**Work request:**
What the task requires is each entry, restated exactly.

Start of Listed entries

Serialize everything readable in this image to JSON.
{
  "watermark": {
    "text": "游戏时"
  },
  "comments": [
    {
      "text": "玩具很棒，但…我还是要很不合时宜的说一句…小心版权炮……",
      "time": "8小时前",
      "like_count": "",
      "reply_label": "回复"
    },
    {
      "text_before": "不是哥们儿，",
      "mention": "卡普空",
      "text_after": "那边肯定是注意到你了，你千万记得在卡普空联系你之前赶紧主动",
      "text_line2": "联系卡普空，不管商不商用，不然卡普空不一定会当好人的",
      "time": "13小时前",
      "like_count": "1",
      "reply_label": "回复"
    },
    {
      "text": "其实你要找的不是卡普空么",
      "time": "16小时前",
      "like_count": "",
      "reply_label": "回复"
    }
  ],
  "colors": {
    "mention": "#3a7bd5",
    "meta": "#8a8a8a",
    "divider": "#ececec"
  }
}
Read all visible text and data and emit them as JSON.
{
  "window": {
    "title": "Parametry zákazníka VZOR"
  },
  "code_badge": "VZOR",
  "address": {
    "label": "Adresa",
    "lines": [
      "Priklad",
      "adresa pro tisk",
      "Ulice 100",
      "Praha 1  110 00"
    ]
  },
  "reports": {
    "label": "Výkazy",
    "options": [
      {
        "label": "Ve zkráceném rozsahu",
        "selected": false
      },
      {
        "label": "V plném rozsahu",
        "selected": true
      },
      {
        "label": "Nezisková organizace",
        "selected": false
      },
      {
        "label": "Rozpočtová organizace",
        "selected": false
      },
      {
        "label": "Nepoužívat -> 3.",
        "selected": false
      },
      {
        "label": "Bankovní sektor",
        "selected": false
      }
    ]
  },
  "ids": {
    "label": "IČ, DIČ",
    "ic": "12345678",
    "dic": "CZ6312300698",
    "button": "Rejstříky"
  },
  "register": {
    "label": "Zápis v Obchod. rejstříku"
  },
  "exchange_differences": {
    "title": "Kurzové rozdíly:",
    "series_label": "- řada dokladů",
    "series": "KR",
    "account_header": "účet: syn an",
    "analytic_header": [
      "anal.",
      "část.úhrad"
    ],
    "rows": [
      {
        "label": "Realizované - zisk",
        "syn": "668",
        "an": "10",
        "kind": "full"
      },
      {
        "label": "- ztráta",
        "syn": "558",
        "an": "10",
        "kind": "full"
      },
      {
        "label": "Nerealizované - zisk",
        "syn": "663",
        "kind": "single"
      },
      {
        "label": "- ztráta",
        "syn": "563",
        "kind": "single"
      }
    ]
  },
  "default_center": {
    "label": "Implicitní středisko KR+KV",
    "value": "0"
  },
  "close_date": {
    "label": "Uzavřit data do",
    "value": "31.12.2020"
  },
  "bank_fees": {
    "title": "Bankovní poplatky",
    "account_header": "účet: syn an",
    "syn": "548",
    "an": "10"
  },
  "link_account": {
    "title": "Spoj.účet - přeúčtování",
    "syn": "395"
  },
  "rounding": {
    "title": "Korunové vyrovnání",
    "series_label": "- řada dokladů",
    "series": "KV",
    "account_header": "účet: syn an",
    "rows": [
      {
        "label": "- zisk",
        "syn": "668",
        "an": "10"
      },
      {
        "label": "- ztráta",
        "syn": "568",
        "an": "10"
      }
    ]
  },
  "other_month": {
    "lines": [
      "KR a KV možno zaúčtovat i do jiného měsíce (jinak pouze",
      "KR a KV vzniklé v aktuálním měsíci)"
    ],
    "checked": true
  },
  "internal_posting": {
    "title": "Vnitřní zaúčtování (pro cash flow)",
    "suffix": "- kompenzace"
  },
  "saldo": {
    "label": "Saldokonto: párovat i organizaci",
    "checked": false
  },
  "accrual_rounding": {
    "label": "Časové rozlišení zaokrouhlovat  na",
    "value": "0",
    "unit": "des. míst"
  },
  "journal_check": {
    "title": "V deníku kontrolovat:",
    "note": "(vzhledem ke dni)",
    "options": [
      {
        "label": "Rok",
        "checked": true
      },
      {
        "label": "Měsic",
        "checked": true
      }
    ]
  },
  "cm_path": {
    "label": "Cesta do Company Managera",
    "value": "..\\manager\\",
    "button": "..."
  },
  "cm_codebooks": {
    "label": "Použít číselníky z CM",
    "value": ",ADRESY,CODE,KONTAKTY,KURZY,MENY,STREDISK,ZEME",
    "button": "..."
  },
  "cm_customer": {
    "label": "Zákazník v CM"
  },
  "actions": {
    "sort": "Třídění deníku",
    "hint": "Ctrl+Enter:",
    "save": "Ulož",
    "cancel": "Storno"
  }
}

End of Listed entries

**Task output:**
Serialize everything readable in this image to JSON.
{
  "watermark": {
    "text": "游戏时"
  },
  "comments": [
    {
      "text": "玩具很棒，但…我还是要很不合时宜的说一句…小心版权炮……",
      "time": "8小时前",
      "like_count": "",
      "reply_label": "回复"
    },
    {
      "text_before": "不是哥们儿，",
      "mention": "卡普空",
      "text_after": "那边肯定是注意到你了，你千万记得在卡普空联系你之前赶紧主动",
      "text_line2": "联系卡普空，不管商不商用，不然卡普空不一定会当好人的",
      "time": "13小时前",
      "like_count": "1",
      "reply_label": "回复"
    },
    {
      "text": "其实你要找的不是卡普空么",
      "time": "16小时前",
      "like_count": "",
      "reply_label": "回复"
    }
  ],
  "colors": {
    "mention": "#3a7bd5",
    "meta": "#8a8a8a",
    "divider": "#ececec"
  }
}
Read all visible text and data and emit them as JSON.
{
  "window": {
    "title": "Parametry zákazníka VZOR"
  },
  "code_badge": "VZOR",
  "address": {
    "label": "Adresa",
    "lines": [
      "Priklad",
      "adresa pro tisk",
      "Ulice 100",
      "Praha 1  110 00"
    ]
  },
  "reports": {
    "label": "Výkazy",
    "options": [
      {
        "label": "Ve zkráceném rozsahu",
        "selected": false
      },
      {
        "label": "V plném rozsahu",
        "selected": true
      },
      {
        "label": "Nezisková organizace",
        "selected": false
      },
      {
        "label": "Rozpočtová organizace",
        "selected": false
      },
      {
        "label": "Nepoužívat -> 3.",
        "selected": false
      },
      {
        "label": "Bankovní sektor",
        "selected": false
      }
    ]
  },
  "ids": {
    "label": "IČ, DIČ",
    "ic": "12345678",
    "dic": "CZ6312300698",
    "button": "Rejstříky"
  },
  "register": {
    "label": "Zápis v Obchod. rejstříku"
  },
  "exchange_differences": {
    "title": "Kurzové rozdíly:",
    "series_label": "- řada dokladů",
    "series": "KR",
    "account_header": "účet: syn an",
    "analytic_header": [
      "anal.",
      "část.úhrad"
    ],
    "rows": [
      {
        "label": "Realizované - zisk",
        "syn": "668",
        "an": "10",
        "kind": "full"
      },
      {
        "label": "- ztráta",
        "syn": "558",
        "an": "10",
        "kind": "full"
      },
      {
        "label": "Nerealizované - zisk",
        "syn": "663",
        "kind": "single"
      },
      {
        "label": "- ztráta",
        "syn": "563",
        "kind": "single"
      }
    ]
  },
  "default_center": {
    "label": "Implicitní středisko KR+KV",
    "value": "0"
  },
  "close_date": {
    "label": "Uzavřit data do",
    "value": "31.12.2020"
  },
  "bank_fees": {
    "title": "Bankovní poplatky",
    "account_header": "účet: syn an",
    "syn": "548",
    "an": "10"
  },
  "link_account": {
    "title": "Spoj.účet - přeúčtování",
    "syn": "395"
  },
  "rounding": {
    "title": "Korunové vyrovnání",
    "series_label": "- řada dokladů",
    "series": "KV",
    "account_header": "účet: syn an",
    "rows": [
      {
        "label": "- zisk",
        "syn": "668",
        "an": "10"
      },
      {
        "label": "- ztráta",
        "syn": "568",
        "an": "10"
      }
    ]
  },
  "other_month": {
    "lines": [
      "KR a KV možno zaúčtovat i do jiného měsíce (jinak pouze",
      "KR a KV vzniklé v aktuálním měsíci)"
    ],
    "checked": true
  },
  "internal_posting": {
    "title": "Vnitřní zaúčtování (pro cash flow)",
    "suffix": "- kompenzace"
  },
  "saldo": {
    "label": "Saldokonto: párovat i organizaci",
    "checked": false
  },
  "accrual_rounding": {
    "label": "Časové rozlišení zaokrouhlovat  na",
    "value": "0",
    "unit": "des. míst"
  },
  "journal_check": {
    "title": "V deníku kontrolovat:",
    "note": "(vzhledem ke dni)",
    "options": [
      {
        "label": "Rok",
        "checked": true
      },
      {
        "label": "Měsic",
        "checked": true
      }
    ]
  },
  "cm_path": {
    "label": "Cesta do Company Managera",
    "value": "..\\manager\\",
    "button": "..."
  },
  "cm_codebooks": {
    "label": "Použít číselníky z CM",
    "value": ",ADRESY,CODE,KONTAKTY,KURZY,MENY,STREDISK,ZEME",
    "button": "..."
  },
  "cm_customer": {
    "label": "Zákazník v CM"
  },
  "actions": {
    "sort": "Třídění deníku",
    "hint": "Ctrl+Enter:",
    "save": "Ulož",
    "cancel": "Storno"
  }
}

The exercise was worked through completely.